“Jeremiah Lamenting the Destruction of Jerusalem,” by Rembrandt
In spite of the catastrophic context of this week’s reading, there is a surprising amount of hope and resilience in the text. The kingdom of Judah has been conquered by Babylon. Jerusalem has been destroyed. Everything that Jeremiah and his contemporaries have counted on has disappeared, except for their abiding faith in God. Here are some themes from these week’s reading:
Maintaining hope in troubled times
The author of the third Lamentation finds hope in their survival, despite all they have endured: “It is of the Lord’s mercies that we are not consumed, because his compassions fail not” (Lamentations 3:22). The author goes on to say, “It is good that a man should both hope and quietly wait for the salvation of the Lord” (Lamentations 3:26). This sentiment echoes the later experience of the people of Alma, when they were in bondage to the Lamanites: “They did submit cheerfully and with patience to all the will of the Lord” (Mosiah 24:15).
Preserving and valuing scripture
Preserving God’s word is a priority, even in troubled times. When King Jehoiakim burned the book of Jeremiah’s prophecies transcribed by Baruch, God said, “Take thee again another roll, and write in it all the former words that were in the first roll, which Jehoiakim the king of Judah hath burned” (Jeremiah 26:28). Likewise, the importance of sacred records is a consistent theme throughout the Book of Mormon. For example, as Alma transferred responsibility for sacred records to his son Helaman, he said, “Remember, my son, that God has entrusted you with these things, which are sacred, which he has kept sacred, and also which he will keep and preserve for a wise purpose in him, that he may show forth his power unto future generations” (Alma 37:14). Here is a blog post about how the writings of early Book of Mormon prophets were maintained for about 1,000 years: How Were the Small Plates of Nephi Preserved for So Long?
Internalizing the gospel
When Abinadi told the wicked priests of King Noah that the commandments of God were not “written in [their] hearts” (Mosiah 13:11), he may have been referencing Moses’ admonition: “These words, which I command thee this day, shall be in thine heart” (Deuteronomy 6:6). Jeremiah prophesied of a time when that vision would become a universal reality:
After those days, saith the Lord, I will put my law in their inward parts, and write it in their hearts; and will be their God, and they shall be my people.
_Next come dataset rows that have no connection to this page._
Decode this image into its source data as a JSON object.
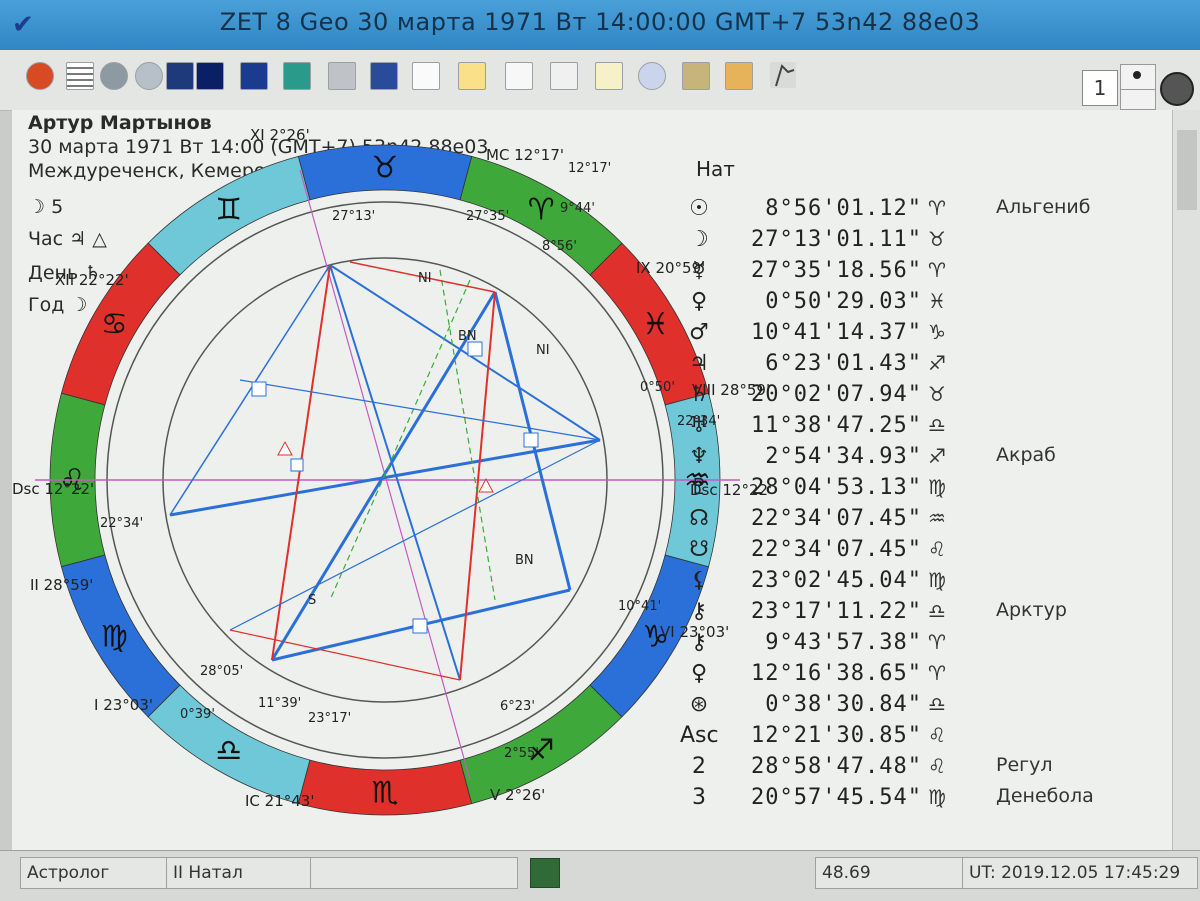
{
  "window": {
    "title": "ZET 8 Geo   30 марта 1971  Вт   14:00:00 GMT+7 53n42  88e03"
  },
  "toolbar": {
    "zoom_value": "1"
  },
  "header": {
    "name": "Артур Мартынов",
    "line2": "30 марта 1971  Вт   14:00 (GMT+7) 53n42  88e03",
    "line3": "Междуреченск, Кемеровская обл., Россия",
    "line4": "☽  5",
    "line5": "Час  ♃  △",
    "line6": "День  ♄",
    "line7": "Год  ☽"
  },
  "chart": {
    "nat_label": "Нат",
    "houses": [
      "XI 2°26'",
      "MC 12°17'",
      "IX 20°59'",
      "VIII 28°59'",
      "Dsc 12°22'",
      "VI 23°03'",
      "V 2°26'",
      "IC 21°43'",
      "II 28°59'",
      "Dsc 12°22'",
      "XII 22°22'",
      "I 23°03'"
    ],
    "planet_labels": [
      "27°13'",
      "27°35'",
      "8°56'",
      "9°44'",
      "0°50'",
      "22°34'",
      "10°41'",
      "6°23'",
      "2°55'",
      "23°17'",
      "11°39'",
      "0°39'",
      "28°05'",
      "22°34'",
      "12°17'"
    ],
    "inner_labels": [
      "NI",
      "BN",
      "NI",
      "BN",
      "S"
    ],
    "colors": {
      "red": "#e0302c",
      "green": "#3fa83a",
      "blue": "#2a70d8",
      "cyan": "#6ec8d8"
    }
  },
  "positions": [
    {
      "glyph": "☉",
      "deg": "8°56'01.12\"",
      "sign": "♈",
      "star": "Альгениб"
    },
    {
      "glyph": "☽",
      "deg": "27°13'01.11\"",
      "sign": "♉",
      "star": ""
    },
    {
      "glyph": "☿",
      "deg": "27°35'18.56\"",
      "sign": "♈",
      "star": ""
    },
    {
      "glyph": "♀",
      "deg": "0°50'29.03\"",
      "sign": "♓",
      "star": ""
    },
    {
      "glyph": "♂",
      "deg": "10°41'14.37\"",
      "sign": "♑",
      "star": ""
    },
    {
      "glyph": "♃",
      "deg": "6°23'01.43\"",
      "sign": "♐",
      "star": ""
    },
    {
      "glyph": "♄",
      "deg": "20°02'07.94\"",
      "sign": "♉",
      "star": ""
    },
    {
      "glyph": "♅",
      "deg": "11°38'47.25\"",
      "sign": "♎",
      "star": ""
    },
    {
      "glyph": "♆",
      "deg": "2°54'34.93\"",
      "sign": "♐",
      "star": "Акраб"
    },
    {
      "glyph": "♇",
      "deg": "28°04'53.13\"",
      "sign": "♍",
      "star": ""
    },
    {
      "glyph": "☊",
      "deg": "22°34'07.45\"",
      "sign": "♒",
      "star": ""
    },
    {
      "glyph": "☋",
      "deg": "22°34'07.45\"",
      "sign": "♌",
      "star": ""
    },
    {
      "glyph": "⚸",
      "deg": "23°02'45.04\"",
      "sign": "♍",
      "star": ""
    },
    {
      "glyph": "⚷",
      "deg": "23°17'11.22\"",
      "sign": "♎",
      "star": "Арктур"
    },
    {
      "glyph": "⚷",
      "deg": "9°43'57.38\"",
      "sign": "♈",
      "star": ""
    },
    {
      "glyph": "♀",
      "deg": "12°16'38.65\"",
      "sign": "♈",
      "star": ""
    },
    {
      "glyph": "⊛",
      "deg": "0°38'30.84\"",
      "sign": "♎",
      "star": ""
    },
    {
      "glyph": "Asc",
      "deg": "12°21'30.85\"",
      "sign": "♌",
      "star": ""
    },
    {
      "glyph": "2",
      "deg": "28°58'47.48\"",
      "sign": "♌",
      "star": "Регул"
    },
    {
      "glyph": "3",
      "deg": "20°57'45.54\"",
      "sign": "♍",
      "star": "Денебола"
    }
  ],
  "status": {
    "left": "Астролог",
    "mode": "II Натал",
    "value": "48.69",
    "ut": "UT: 2019.12.05 17:45:29"
  }
}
And they shall teach no more every man his neighbour, and every man his brother, saying, Know the Lord: for they shall all know me, from the least of them unto the greatest of them, saith the LordJeremiah 31:33-34
If the purpose of the gospel is to change our natures, then we can’t interact with it in a superficial way. It has to become part of our innermost selves. Here are a few blog posts which reference this passage from Jeremiah:
- “My Law” – God’s law isn’t something that is imposed upon us, something we are forced to comply with. It’s not so much something to live up to as something to grow into.
- What Does It Mean to Have the Commandments Written in Our Hearts? – You can memorize a checklist or a set of instructions, but merely memorizing God’s commandments is insufficient to accomplish their purpose. The ultimate goal is to understand and adopt God’s intent in giving us the commandments.
- I Perceive That They Are Not Written in Your Hearts – Mosiah 13:11 – “You can’t do a Google search to gain a testimony. You can’t text message faith.” (M. Russell Ballard)
One more note about this week’s reading: The first four chapters of Lamentations are acrostics. The first letter of each verse combine to form a pattern. Chapters 1, 2, and 4 are 22 verses long, corresponding to the 22 letters of the Hebrew alphabet. Verse 1 begins with the first letter, alef (א), and each subsequent verse begins with the next letter. Chapter 3 is 66 verses long and follows a similar pattern. The first three verses each begin with alef, and so on. Another example of this writing technique is Psalm 119, which is 176 verses long (8 verses for each letter of the alphabet). The King James Version actually represents each Hebrew letter at the beginning of each section of this psalm.